### TASK PROMPT
A faithful copy of every entry is the goal; keep the images out of it.

### EXERCISE DATA
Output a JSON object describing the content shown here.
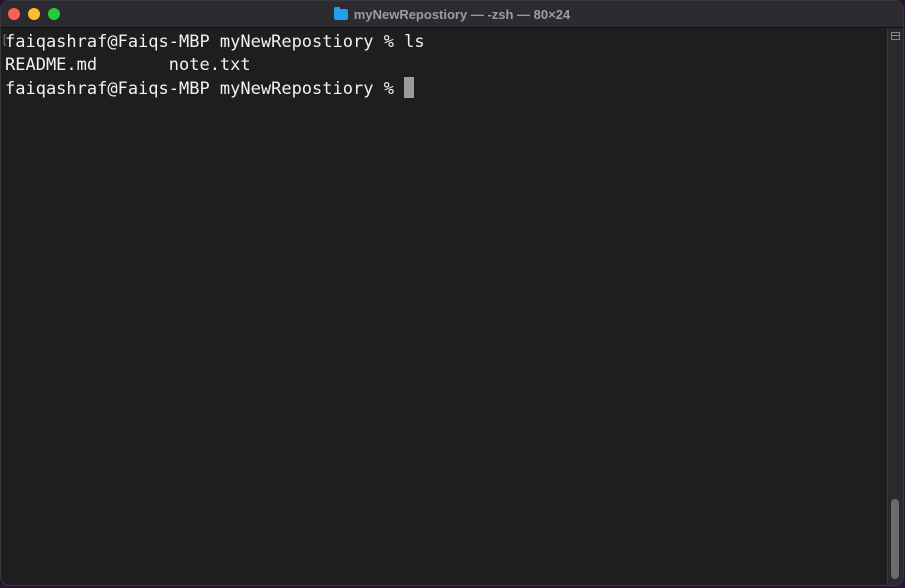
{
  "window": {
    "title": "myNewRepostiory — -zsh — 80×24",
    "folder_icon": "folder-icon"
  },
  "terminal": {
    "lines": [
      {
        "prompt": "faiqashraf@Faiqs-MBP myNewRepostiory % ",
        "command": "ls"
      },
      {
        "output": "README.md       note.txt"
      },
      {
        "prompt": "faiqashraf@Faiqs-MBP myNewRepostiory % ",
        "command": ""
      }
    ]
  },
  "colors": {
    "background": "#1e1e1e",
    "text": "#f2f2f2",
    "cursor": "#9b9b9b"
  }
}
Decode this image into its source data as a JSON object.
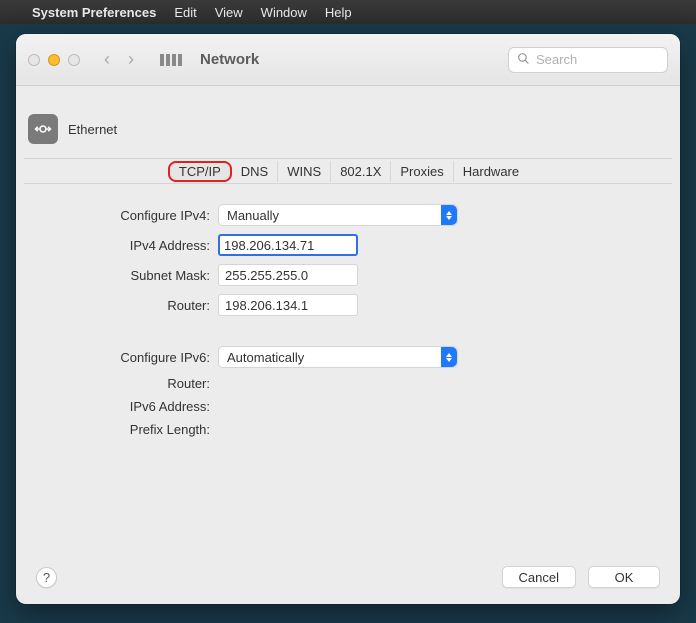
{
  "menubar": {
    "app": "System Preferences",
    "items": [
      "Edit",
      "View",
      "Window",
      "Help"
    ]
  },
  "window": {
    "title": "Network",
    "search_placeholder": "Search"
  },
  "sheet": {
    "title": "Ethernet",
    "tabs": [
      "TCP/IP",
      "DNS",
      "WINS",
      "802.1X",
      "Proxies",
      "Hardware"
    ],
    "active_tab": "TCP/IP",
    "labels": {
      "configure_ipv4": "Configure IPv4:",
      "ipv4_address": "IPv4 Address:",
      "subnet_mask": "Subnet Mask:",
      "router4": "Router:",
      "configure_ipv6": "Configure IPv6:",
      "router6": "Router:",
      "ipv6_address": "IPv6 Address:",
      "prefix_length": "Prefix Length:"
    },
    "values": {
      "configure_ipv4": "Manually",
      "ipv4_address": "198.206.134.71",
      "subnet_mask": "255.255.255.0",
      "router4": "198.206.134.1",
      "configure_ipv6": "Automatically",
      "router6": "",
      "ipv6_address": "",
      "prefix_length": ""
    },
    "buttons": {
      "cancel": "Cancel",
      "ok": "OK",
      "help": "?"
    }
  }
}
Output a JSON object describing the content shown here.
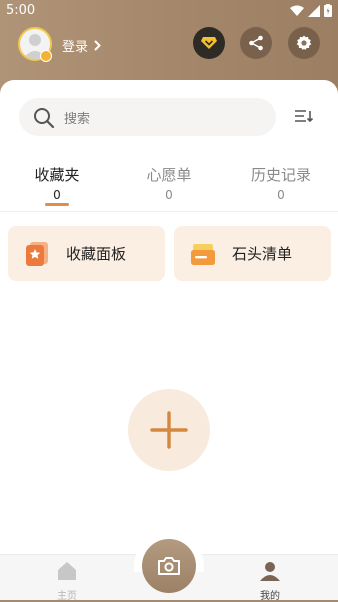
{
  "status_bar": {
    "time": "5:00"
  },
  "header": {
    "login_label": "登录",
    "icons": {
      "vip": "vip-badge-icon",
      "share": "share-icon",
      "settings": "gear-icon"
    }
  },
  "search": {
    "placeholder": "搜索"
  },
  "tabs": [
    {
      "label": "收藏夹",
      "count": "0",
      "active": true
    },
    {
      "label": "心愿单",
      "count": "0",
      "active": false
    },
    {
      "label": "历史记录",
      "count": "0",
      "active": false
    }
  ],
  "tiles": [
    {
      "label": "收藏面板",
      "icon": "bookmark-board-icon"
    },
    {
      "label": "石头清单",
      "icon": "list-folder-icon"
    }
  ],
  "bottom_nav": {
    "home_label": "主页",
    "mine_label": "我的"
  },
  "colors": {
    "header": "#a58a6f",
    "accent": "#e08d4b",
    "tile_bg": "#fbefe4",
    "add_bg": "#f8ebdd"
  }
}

### WORKED SOLUTION
Output a JSON object describing the content shown here.
{
  "window": {
    "title": "myNewRepostiory — -zsh — 80×24",
    "folder_icon": "folder-icon"
  },
  "terminal": {
    "lines": [
      {
        "prompt": "faiqashraf@Faiqs-MBP myNewRepostiory % ",
        "command": "ls"
      },
      {
        "output": "README.md       note.txt"
      },
      {
        "prompt": "faiqashraf@Faiqs-MBP myNewRepostiory % ",
        "command": ""
      }
    ]
  },
  "colors": {
    "background": "#1e1e1e",
    "text": "#f2f2f2",
    "cursor": "#9b9b9b"
  }
}
Decode this image into its source data as a JSON object.
{
  "menubar": {
    "app": "System Preferences",
    "items": [
      "Edit",
      "View",
      "Window",
      "Help"
    ]
  },
  "window": {
    "title": "Network",
    "search_placeholder": "Search"
  },
  "sheet": {
    "title": "Ethernet",
    "tabs": [
      "TCP/IP",
      "DNS",
      "WINS",
      "802.1X",
      "Proxies",
      "Hardware"
    ],
    "active_tab": "TCP/IP",
    "labels": {
      "configure_ipv4": "Configure IPv4:",
      "ipv4_address": "IPv4 Address:",
      "subnet_mask": "Subnet Mask:",
      "router4": "Router:",
      "configure_ipv6": "Configure IPv6:",
      "router6": "Router:",
      "ipv6_address": "IPv6 Address:",
      "prefix_length": "Prefix Length:"
    },
    "values": {
      "configure_ipv4": "Manually",
      "ipv4_address": "198.206.134.71",
      "subnet_mask": "255.255.255.0",
      "router4": "198.206.134.1",
      "configure_ipv6": "Automatically",
      "router6": "",
      "ipv6_address": "",
      "prefix_length": ""
    },
    "buttons": {
      "cancel": "Cancel",
      "ok": "OK",
      "help": "?"
    }
  }
}
Output a JSON object describing the content shown here.
{
  "status_bar": {
    "time": "5:00"
  },
  "header": {
    "login_label": "登录",
    "icons": {
      "vip": "vip-badge-icon",
      "share": "share-icon",
      "settings": "gear-icon"
    }
  },
  "search": {
    "placeholder": "搜索"
  },
  "tabs": [
    {
      "label": "收藏夹",
      "count": "0",
      "active": true
    },
    {
      "label": "心愿单",
      "count": "0",
      "active": false
    },
    {
      "label": "历史记录",
      "count": "0",
      "active": false
    }
  ],
  "tiles": [
    {
      "label": "收藏面板",
      "icon": "bookmark-board-icon"
    },
    {
      "label": "石头清单",
      "icon": "list-folder-icon"
    }
  ],
  "bottom_nav": {
    "home_label": "主页",
    "mine_label": "我的"
  },
  "colors": {
    "header": "#a58a6f",
    "accent": "#e08d4b",
    "tile_bg": "#fbefe4",
    "add_bg": "#f8ebdd"
  }
}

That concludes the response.